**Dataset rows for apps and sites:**

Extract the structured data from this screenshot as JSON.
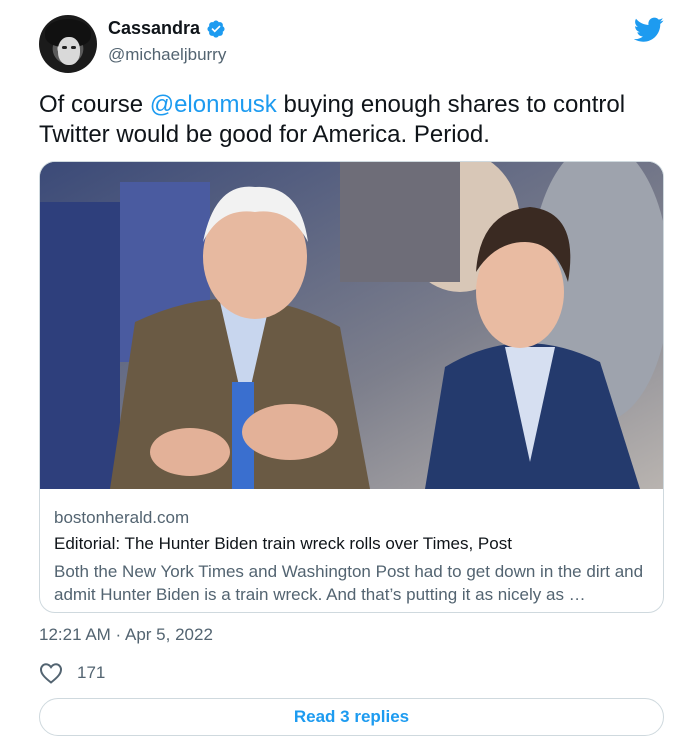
{
  "author": {
    "name": "Cassandra",
    "handle": "@michaeljburry",
    "verified": true
  },
  "tweet": {
    "mention": "@elonmusk",
    "text_before": "Of course ",
    "text_after": " buying enough shares to control Twitter would be good for America. Period."
  },
  "card": {
    "domain": "bostonherald.com",
    "title": "Editorial: The Hunter Biden train wreck rolls over Times, Post",
    "description": "Both the New York Times and Washington Post had to get down in the dirt and admit Hunter Biden is a train wreck. And that’s putting it as nicely as …"
  },
  "timestamp": "12:21 AM · Apr 5, 2022",
  "likes": "171",
  "replies_button": "Read 3 replies",
  "colors": {
    "accent": "#1d9bf0",
    "text": "#0f1419",
    "muted": "#536471",
    "border": "#cfd9de"
  },
  "icons": {
    "logo": "twitter-bird-icon",
    "verified": "verified-badge-icon",
    "like": "heart-outline-icon"
  }
}
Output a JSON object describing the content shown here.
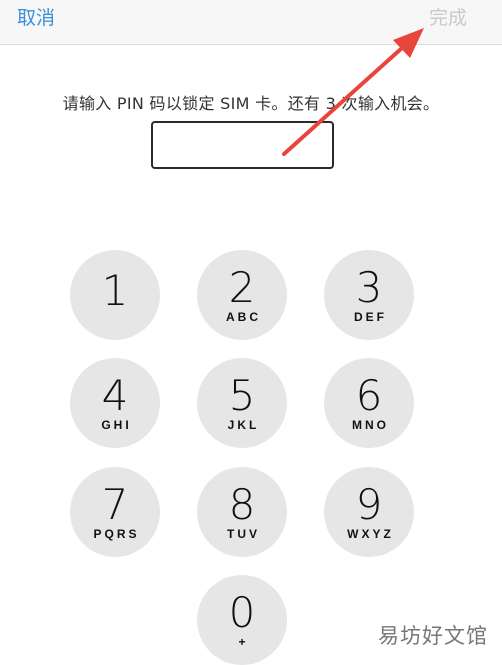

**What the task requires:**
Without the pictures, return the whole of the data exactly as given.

**Result for this exercise:**
Extract the structured data from this screenshot as JSON.
{
  "author": {
    "name": "Cassandra",
    "handle": "@michaeljburry",
    "verified": true
  },
  "tweet": {
    "mention": "@elonmusk",
    "text_before": "Of course ",
    "text_after": " buying enough shares to control Twitter would be good for America. Period."
  },
  "card": {
    "domain": "bostonherald.com",
    "title": "Editorial: The Hunter Biden train wreck rolls over Times, Post",
    "description": "Both the New York Times and Washington Post had to get down in the dirt and admit Hunter Biden is a train wreck. And that’s putting it as nicely as …"
  },
  "timestamp": "12:21 AM · Apr 5, 2022",
  "likes": "171",
  "replies_button": "Read 3 replies",
  "colors": {
    "accent": "#1d9bf0",
    "text": "#0f1419",
    "muted": "#536471",
    "border": "#cfd9de"
  },
  "icons": {
    "logo": "twitter-bird-icon",
    "verified": "verified-badge-icon",
    "like": "heart-outline-icon"
  }
}
Output a JSON object describing the content shown here.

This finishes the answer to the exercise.